DATA FOR ANALYSIS section start

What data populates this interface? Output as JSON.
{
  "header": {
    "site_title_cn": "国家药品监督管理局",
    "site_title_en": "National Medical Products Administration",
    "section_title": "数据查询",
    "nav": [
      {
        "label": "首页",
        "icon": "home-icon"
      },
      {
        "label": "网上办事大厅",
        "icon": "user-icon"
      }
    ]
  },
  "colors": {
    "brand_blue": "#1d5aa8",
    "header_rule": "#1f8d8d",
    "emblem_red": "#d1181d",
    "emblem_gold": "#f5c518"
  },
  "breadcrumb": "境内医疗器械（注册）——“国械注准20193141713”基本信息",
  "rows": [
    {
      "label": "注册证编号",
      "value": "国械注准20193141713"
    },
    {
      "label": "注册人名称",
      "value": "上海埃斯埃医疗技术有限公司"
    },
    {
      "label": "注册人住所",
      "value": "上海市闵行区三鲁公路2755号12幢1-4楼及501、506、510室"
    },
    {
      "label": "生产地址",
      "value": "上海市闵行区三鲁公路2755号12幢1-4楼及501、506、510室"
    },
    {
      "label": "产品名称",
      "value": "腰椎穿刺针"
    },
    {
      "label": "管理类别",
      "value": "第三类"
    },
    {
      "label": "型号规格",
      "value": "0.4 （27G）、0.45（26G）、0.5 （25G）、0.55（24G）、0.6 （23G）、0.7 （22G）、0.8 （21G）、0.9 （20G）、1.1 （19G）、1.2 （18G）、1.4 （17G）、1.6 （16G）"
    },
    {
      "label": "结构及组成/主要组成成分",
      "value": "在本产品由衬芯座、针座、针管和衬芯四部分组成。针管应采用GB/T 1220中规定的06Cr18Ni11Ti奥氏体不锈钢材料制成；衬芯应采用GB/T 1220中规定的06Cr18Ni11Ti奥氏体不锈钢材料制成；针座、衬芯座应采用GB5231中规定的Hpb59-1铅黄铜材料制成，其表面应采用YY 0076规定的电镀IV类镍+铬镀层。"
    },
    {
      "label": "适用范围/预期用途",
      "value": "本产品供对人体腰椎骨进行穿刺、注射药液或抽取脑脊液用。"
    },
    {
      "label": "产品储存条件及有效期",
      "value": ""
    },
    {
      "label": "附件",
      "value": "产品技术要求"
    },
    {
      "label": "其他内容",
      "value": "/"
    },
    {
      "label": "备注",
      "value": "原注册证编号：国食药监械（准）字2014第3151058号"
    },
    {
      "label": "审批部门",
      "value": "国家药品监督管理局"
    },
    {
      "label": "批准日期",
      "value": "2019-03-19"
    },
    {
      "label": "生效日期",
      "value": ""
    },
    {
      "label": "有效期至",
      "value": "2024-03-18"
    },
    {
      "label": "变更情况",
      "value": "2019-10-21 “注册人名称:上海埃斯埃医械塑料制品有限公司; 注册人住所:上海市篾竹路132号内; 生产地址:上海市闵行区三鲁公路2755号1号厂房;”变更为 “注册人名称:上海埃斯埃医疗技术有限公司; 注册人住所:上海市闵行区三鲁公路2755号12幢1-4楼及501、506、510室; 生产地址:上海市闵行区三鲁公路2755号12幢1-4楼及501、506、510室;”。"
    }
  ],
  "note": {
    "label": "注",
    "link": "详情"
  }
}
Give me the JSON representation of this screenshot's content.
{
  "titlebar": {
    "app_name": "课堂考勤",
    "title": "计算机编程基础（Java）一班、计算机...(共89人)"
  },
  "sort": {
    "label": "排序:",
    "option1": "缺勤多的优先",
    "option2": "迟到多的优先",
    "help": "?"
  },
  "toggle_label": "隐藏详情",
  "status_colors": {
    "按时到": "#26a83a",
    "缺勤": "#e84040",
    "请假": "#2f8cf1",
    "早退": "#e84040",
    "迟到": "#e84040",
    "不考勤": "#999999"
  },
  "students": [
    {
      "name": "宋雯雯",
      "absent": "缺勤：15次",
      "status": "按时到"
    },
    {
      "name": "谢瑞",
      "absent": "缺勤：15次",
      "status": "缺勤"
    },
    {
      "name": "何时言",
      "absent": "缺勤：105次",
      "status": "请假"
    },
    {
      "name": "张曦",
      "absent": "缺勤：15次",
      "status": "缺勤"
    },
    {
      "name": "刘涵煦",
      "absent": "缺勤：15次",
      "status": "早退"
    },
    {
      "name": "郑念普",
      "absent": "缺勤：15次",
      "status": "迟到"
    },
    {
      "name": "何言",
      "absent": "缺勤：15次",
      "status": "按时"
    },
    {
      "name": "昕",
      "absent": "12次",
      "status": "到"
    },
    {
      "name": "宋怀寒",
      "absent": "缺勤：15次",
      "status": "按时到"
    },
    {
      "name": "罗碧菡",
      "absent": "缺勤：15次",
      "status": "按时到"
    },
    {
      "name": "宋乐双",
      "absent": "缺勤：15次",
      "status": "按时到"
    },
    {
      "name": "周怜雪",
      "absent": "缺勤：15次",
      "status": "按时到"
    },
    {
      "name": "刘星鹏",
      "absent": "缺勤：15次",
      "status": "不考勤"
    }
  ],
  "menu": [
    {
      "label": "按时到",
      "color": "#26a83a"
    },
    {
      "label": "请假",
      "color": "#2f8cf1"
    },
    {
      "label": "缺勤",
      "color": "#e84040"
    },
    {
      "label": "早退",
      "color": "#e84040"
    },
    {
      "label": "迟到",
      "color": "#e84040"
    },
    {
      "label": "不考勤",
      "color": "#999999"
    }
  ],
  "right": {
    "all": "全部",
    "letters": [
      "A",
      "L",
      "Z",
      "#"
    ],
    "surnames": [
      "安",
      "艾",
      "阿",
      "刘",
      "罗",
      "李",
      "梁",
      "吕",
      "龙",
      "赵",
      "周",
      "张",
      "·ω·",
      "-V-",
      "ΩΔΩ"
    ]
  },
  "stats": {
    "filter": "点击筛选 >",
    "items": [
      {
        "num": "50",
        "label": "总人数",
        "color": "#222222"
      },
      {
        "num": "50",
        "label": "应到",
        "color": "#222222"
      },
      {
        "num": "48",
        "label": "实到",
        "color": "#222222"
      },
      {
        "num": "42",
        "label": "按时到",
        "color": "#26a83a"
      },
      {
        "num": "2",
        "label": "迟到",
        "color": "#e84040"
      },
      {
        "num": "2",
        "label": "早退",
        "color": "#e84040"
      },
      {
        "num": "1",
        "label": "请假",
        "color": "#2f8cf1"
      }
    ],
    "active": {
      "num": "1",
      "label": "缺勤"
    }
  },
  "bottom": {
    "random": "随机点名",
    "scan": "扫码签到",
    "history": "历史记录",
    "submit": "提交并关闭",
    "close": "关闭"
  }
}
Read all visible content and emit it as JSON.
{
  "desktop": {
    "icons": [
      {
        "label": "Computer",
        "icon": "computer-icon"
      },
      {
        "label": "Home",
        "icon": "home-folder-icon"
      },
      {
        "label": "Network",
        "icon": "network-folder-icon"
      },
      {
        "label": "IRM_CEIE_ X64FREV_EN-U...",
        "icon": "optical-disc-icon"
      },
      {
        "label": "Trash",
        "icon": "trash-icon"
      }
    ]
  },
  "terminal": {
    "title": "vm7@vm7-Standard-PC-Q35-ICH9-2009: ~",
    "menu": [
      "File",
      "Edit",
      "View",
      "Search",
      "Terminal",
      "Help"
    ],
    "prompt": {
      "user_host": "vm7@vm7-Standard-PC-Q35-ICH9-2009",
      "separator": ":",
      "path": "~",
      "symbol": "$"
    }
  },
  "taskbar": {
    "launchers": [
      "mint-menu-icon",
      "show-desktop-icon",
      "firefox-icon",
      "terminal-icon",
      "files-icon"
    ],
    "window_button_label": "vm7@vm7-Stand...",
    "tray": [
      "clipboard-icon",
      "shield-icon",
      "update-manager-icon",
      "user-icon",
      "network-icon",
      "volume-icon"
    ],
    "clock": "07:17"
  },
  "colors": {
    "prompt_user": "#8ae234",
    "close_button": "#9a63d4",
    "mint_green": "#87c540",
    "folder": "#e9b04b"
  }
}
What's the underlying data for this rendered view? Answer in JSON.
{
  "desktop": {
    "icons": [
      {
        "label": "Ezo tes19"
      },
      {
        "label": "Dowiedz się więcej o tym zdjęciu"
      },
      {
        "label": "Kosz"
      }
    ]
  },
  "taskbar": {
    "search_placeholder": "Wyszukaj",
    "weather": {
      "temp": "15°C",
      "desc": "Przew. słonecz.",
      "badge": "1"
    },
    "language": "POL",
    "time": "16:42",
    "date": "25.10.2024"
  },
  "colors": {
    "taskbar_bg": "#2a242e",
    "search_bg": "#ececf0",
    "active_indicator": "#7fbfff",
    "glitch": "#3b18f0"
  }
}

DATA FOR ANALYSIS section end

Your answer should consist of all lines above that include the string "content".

◆ SOLUTION TO THIS PROBLEM ◆
Give me the JSON representation of this screenshot's content.
Read all visible content and emit it as JSON.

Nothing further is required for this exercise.